» **Exercise aim**
If a record holds a picture, leave the picture out, but write out everything else exactly.

» **Dataset excerpts**
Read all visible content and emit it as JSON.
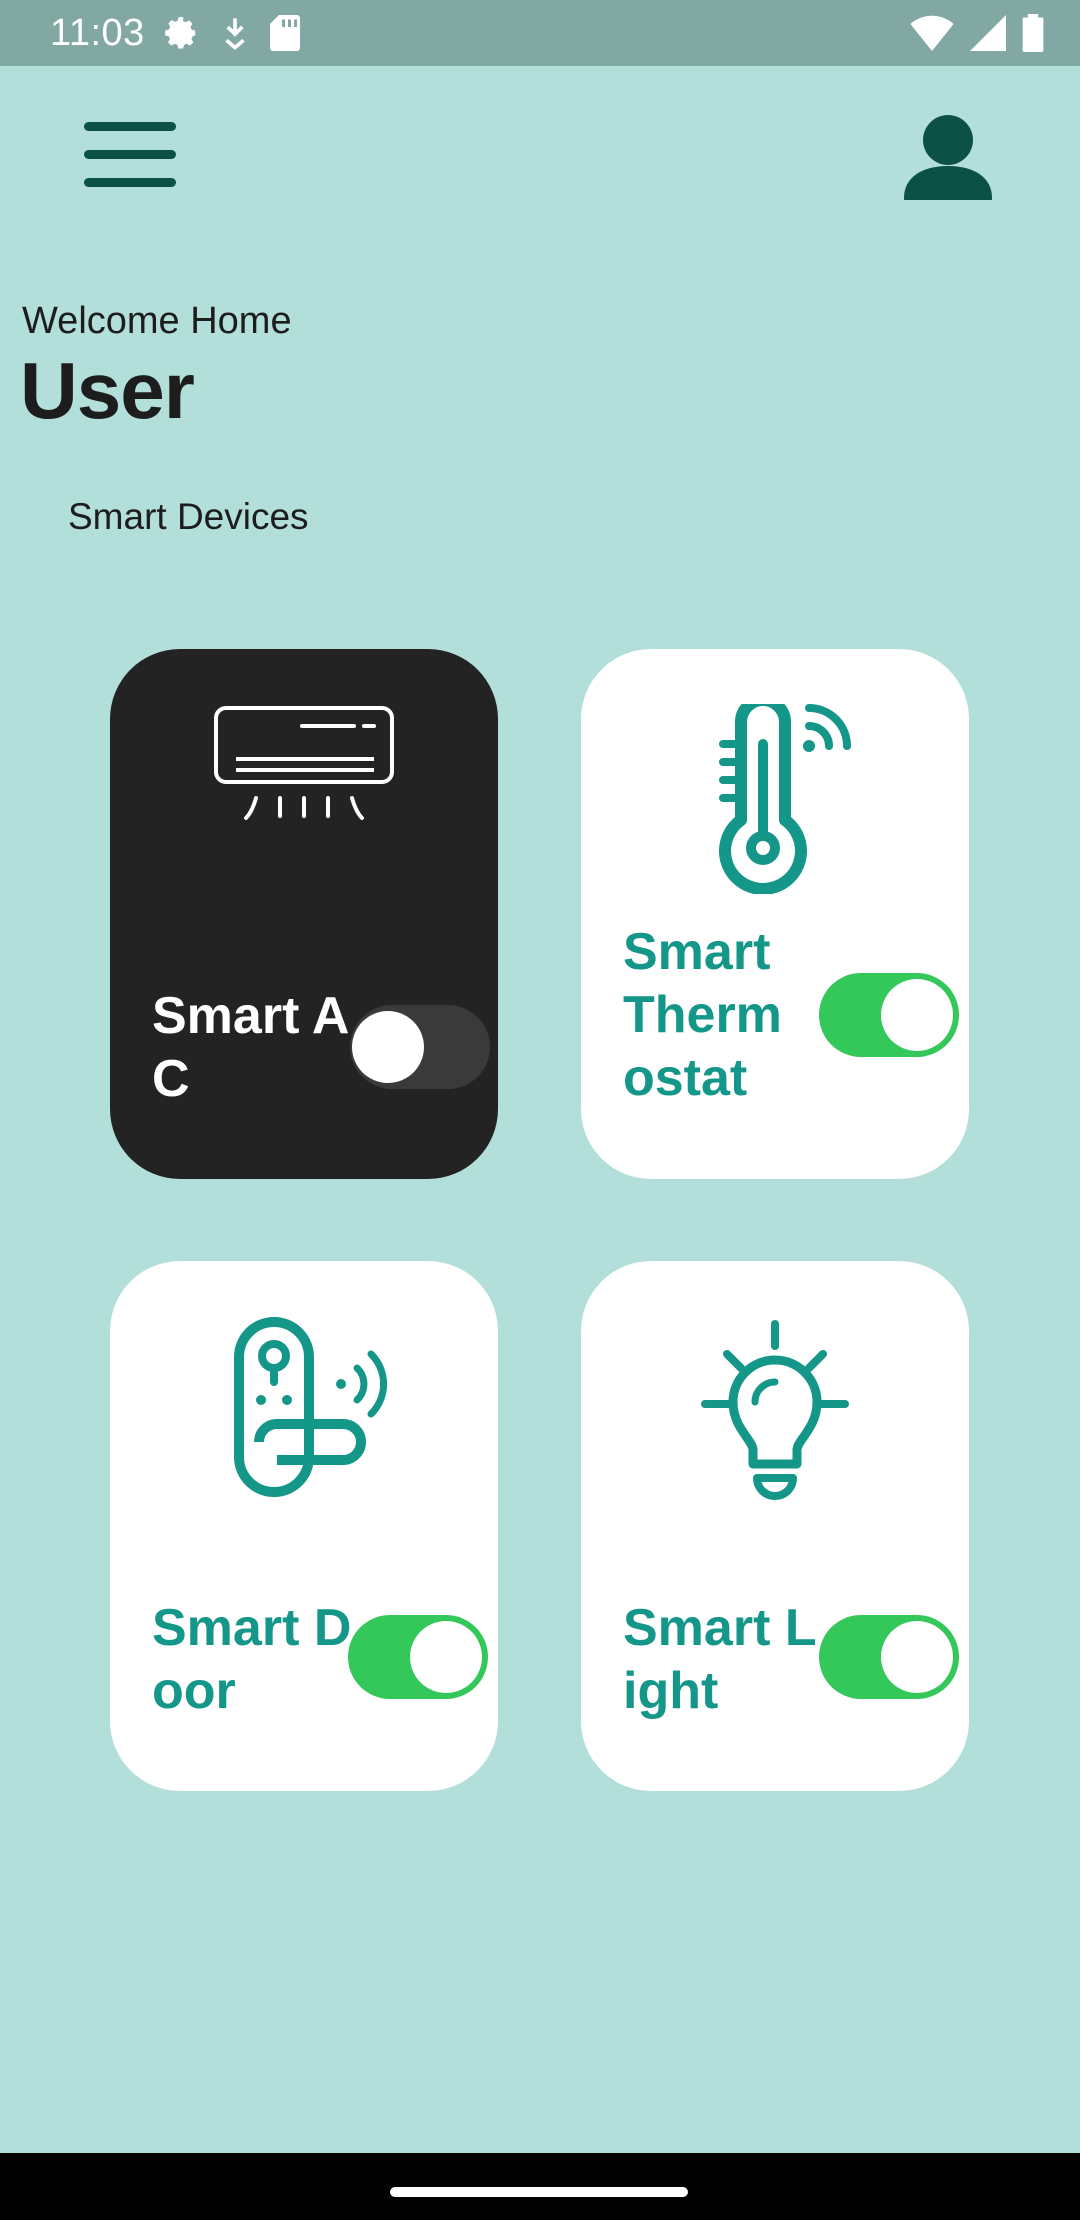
{
  "status_bar": {
    "time": "11:03",
    "left_icons": [
      "settings-icon",
      "download-icon",
      "sd-card-icon"
    ],
    "right_icons": [
      "wifi-icon",
      "signal-icon",
      "battery-icon"
    ]
  },
  "header": {
    "menu_icon": "hamburger-menu-icon",
    "profile_icon": "person-icon",
    "welcome": "Welcome Home",
    "user": "User"
  },
  "section_title": "Smart Devices",
  "devices": [
    {
      "label": "Smart AC",
      "icon": "air-conditioner-icon",
      "on": false,
      "theme": "dark"
    },
    {
      "label": "Smart Thermostat",
      "icon": "thermometer-icon",
      "on": true,
      "theme": "light"
    },
    {
      "label": "Smart Door",
      "icon": "smart-lock-icon",
      "on": true,
      "theme": "light"
    },
    {
      "label": "Smart Light",
      "icon": "light-bulb-icon",
      "on": true,
      "theme": "light"
    }
  ],
  "colors": {
    "background": "#b3dfdb",
    "status_bar": "#82a8a3",
    "accent": "#149688",
    "dark_accent": "#0c5244",
    "toggle_on": "#34c759",
    "toggle_off": "#3a3a3a",
    "card_dark": "#232323",
    "card_light": "#ffffff"
  }
}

» **Task answer**
Read all visible content and emit it as JSON.
{
  "status_bar": {
    "time": "11:03",
    "left_icons": [
      "settings-icon",
      "download-icon",
      "sd-card-icon"
    ],
    "right_icons": [
      "wifi-icon",
      "signal-icon",
      "battery-icon"
    ]
  },
  "header": {
    "menu_icon": "hamburger-menu-icon",
    "profile_icon": "person-icon",
    "welcome": "Welcome Home",
    "user": "User"
  },
  "section_title": "Smart Devices",
  "devices": [
    {
      "label": "Smart AC",
      "icon": "air-conditioner-icon",
      "on": false,
      "theme": "dark"
    },
    {
      "label": "Smart Thermostat",
      "icon": "thermometer-icon",
      "on": true,
      "theme": "light"
    },
    {
      "label": "Smart Door",
      "icon": "smart-lock-icon",
      "on": true,
      "theme": "light"
    },
    {
      "label": "Smart Light",
      "icon": "light-bulb-icon",
      "on": true,
      "theme": "light"
    }
  ],
  "colors": {
    "background": "#b3dfdb",
    "status_bar": "#82a8a3",
    "accent": "#149688",
    "dark_accent": "#0c5244",
    "toggle_on": "#34c759",
    "toggle_off": "#3a3a3a",
    "card_dark": "#232323",
    "card_light": "#ffffff"
  }
}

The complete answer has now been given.